## Task details
Could you repeat the records shown below exactly as written?

Start of Block

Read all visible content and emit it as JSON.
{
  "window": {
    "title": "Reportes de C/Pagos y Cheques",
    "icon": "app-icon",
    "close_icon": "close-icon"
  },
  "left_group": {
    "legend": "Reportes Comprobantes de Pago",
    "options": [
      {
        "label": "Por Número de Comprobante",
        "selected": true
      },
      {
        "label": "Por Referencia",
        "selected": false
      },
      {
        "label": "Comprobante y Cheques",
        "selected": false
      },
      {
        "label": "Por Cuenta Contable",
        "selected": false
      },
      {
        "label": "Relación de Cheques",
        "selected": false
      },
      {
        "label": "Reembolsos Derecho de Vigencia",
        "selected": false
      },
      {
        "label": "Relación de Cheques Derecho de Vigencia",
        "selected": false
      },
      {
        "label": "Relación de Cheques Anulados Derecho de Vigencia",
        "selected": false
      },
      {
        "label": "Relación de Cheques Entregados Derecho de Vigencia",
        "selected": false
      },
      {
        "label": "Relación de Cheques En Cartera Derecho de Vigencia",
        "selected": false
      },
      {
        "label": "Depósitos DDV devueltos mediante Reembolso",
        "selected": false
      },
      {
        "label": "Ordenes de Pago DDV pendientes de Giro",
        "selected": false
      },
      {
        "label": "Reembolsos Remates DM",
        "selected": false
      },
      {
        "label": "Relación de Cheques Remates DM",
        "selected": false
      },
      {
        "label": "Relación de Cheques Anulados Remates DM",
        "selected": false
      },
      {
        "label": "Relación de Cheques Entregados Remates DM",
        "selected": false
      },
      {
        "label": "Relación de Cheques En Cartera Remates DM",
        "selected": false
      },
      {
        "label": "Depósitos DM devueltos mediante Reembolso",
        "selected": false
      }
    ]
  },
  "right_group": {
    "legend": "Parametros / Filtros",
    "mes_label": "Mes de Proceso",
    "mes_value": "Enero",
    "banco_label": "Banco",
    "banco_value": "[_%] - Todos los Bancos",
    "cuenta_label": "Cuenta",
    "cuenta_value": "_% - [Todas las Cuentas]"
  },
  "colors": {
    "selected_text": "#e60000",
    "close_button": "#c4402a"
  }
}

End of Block

## Answer space
Read all visible content and emit it as JSON.
{
  "window": {
    "title": "Reportes de C/Pagos y Cheques",
    "icon": "app-icon",
    "close_icon": "close-icon"
  },
  "left_group": {
    "legend": "Reportes Comprobantes de Pago",
    "options": [
      {
        "label": "Por Número de Comprobante",
        "selected": true
      },
      {
        "label": "Por Referencia",
        "selected": false
      },
      {
        "label": "Comprobante y Cheques",
        "selected": false
      },
      {
        "label": "Por Cuenta Contable",
        "selected": false
      },
      {
        "label": "Relación de Cheques",
        "selected": false
      },
      {
        "label": "Reembolsos Derecho de Vigencia",
        "selected": false
      },
      {
        "label": "Relación de Cheques Derecho de Vigencia",
        "selected": false
      },
      {
        "label": "Relación de Cheques Anulados Derecho de Vigencia",
        "selected": false
      },
      {
        "label": "Relación de Cheques Entregados Derecho de Vigencia",
        "selected": false
      },
      {
        "label": "Relación de Cheques En Cartera Derecho de Vigencia",
        "selected": false
      },
      {
        "label": "Depósitos DDV devueltos mediante Reembolso",
        "selected": false
      },
      {
        "label": "Ordenes de Pago DDV pendientes de Giro",
        "selected": false
      },
      {
        "label": "Reembolsos Remates DM",
        "selected": false
      },
      {
        "label": "Relación de Cheques Remates DM",
        "selected": false
      },
      {
        "label": "Relación de Cheques Anulados Remates DM",
        "selected": false
      },
      {
        "label": "Relación de Cheques Entregados Remates DM",
        "selected": false
      },
      {
        "label": "Relación de Cheques En Cartera Remates DM",
        "selected": false
      },
      {
        "label": "Depósitos DM devueltos mediante Reembolso",
        "selected": false
      }
    ]
  },
  "right_group": {
    "legend": "Parametros / Filtros",
    "mes_label": "Mes de Proceso",
    "mes_value": "Enero",
    "banco_label": "Banco",
    "banco_value": "[_%] - Todos los Bancos",
    "cuenta_label": "Cuenta",
    "cuenta_value": "_% - [Todas las Cuentas]"
  },
  "colors": {
    "selected_text": "#e60000",
    "close_button": "#c4402a"
  }
}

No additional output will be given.